NANCY: I loved that. I loved them, I felt like
NANCY: I mean, I felt like I was one of them.
NINE: Did they ever win the championship?
NANCY: The Super Bowl?
NINE: Oh. Yeah.
NANCY: Ha. No, no, they never did. The miracle that didn't happen for them, happened for me.
NANCY: I remember they gave me three to six months. Well, three months passed, then six. And they drive me to the doctor's, and the doctor's like, "this is not adding up." So they send me to a hospital in the city, run all kinds of tests, and they're like, "well, it's happening to you too!" And I said, "what?" And they said "nothing."
NANCY: Nothing. I was getting better. Not even a few years later, I was all the way back to my old self. Those were wild days. For all of us, for everybody, they were wild days.
NANCY: And there's no way to know, of course, but I feel like that team carried me that far. That day was the finish line. I think they helped to carry me there.
NINE: I've been thinking about what that's like. Not existing, I mean.
NANCY: Well, I guess we'll never know.
NINE: Ten and Juice are really broken up about the bulb.
NANCY: I know ... I was so sad to hear about it. Truly tragic. It meant a lot to me, I can only imagine what y'all must be going through.
NINE: They're more sad about it than me ... it's like they're not used to saying goodbye to anything.
NANCY: No, none of us are. Best problem to have, I suppose.
NINE: I guess so.
NANCY: You know, my grandpa had this big neon sign he always had in the family room. It said "GO BROWNS" on it in big letters and had that brown helmet. I think he brought it home from one of his buddies at the bar or something, couldn't say for sure.
NANCY: My grandma thought it looked tacky, I remember she'd always say, "you can turn that thing on after I go to bed." That was the compromise.
NANCY: The night he passed away, I was staying the night. My grandma woke me up in the middle of the night and said a neighbor was coming by to watch me, that Grandpa had passed on. They'd already taken him away. And in the middle of everybody runnin' around, there were a few minutes there where I was just there by myself in the family room, and that sign was the only thing on. And it just softly lit up the room in this beautiful sort of orange-y brown.
NANCY: I was eight years old then, and I remember just kinda standing there and looking at the light, and the room.
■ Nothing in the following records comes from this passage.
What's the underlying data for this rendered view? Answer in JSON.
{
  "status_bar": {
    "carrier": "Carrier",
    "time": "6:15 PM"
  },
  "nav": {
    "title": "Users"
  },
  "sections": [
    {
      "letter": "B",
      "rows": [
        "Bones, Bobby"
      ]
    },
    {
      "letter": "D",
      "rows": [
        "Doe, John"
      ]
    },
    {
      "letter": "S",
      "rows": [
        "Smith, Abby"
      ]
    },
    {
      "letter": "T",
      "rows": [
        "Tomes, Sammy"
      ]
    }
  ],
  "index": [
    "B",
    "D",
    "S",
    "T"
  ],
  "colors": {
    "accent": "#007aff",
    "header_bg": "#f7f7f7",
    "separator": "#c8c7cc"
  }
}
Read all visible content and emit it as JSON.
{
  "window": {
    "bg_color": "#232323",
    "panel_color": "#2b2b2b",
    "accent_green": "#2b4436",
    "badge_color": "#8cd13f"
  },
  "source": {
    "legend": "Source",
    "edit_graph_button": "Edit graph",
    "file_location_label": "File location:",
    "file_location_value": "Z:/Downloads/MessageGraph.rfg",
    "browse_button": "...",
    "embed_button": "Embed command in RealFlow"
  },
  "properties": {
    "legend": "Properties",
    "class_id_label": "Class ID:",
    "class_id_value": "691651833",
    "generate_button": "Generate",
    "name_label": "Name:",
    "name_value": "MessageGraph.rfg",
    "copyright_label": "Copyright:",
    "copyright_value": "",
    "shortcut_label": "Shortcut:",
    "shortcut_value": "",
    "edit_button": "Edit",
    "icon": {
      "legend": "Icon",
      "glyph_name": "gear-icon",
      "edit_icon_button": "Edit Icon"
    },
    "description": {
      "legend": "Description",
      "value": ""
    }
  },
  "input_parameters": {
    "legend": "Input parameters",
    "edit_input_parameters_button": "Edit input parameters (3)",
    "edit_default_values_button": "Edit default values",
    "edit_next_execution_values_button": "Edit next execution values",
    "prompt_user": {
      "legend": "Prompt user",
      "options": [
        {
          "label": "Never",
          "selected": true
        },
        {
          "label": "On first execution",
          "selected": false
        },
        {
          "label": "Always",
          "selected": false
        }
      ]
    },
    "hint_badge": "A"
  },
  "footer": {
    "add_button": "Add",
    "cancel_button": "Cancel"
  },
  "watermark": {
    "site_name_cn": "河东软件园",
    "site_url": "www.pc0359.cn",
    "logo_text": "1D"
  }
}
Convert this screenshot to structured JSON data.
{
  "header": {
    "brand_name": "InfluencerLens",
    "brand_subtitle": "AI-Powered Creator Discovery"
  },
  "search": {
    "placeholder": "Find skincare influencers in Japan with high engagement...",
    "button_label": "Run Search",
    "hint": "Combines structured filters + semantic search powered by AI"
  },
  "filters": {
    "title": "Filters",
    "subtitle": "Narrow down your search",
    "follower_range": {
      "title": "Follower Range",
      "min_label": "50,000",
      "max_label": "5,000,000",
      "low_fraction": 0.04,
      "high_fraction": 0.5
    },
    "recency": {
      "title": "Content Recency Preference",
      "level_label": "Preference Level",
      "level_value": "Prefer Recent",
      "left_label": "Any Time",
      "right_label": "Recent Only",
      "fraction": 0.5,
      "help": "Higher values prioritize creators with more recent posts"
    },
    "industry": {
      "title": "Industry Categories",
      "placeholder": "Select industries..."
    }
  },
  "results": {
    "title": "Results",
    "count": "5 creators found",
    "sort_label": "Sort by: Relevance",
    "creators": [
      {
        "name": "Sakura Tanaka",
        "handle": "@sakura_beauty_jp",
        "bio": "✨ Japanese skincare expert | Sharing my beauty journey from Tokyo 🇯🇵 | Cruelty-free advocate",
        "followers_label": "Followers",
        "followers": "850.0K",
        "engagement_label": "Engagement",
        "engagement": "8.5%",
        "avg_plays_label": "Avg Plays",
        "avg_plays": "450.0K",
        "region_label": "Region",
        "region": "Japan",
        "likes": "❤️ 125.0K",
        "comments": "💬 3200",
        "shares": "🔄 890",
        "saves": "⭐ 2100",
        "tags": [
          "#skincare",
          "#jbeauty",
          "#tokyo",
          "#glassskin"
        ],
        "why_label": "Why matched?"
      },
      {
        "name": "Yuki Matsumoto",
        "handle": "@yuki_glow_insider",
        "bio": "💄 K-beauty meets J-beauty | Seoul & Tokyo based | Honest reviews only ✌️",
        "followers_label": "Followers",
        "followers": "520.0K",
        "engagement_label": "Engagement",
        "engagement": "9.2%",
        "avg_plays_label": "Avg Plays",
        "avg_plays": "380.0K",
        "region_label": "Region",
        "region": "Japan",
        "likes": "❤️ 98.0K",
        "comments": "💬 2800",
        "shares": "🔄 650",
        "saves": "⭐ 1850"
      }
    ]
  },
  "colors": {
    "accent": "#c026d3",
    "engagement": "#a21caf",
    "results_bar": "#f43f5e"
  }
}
And you know what I thought?
NANCY: I remember thinking how strange it was that the light was still on. I thought that, well, if he was gone, then the light he switched on should've turned off. That as soon as he went, everything should go with him.
NANCY: But there it was, though. Just glowing.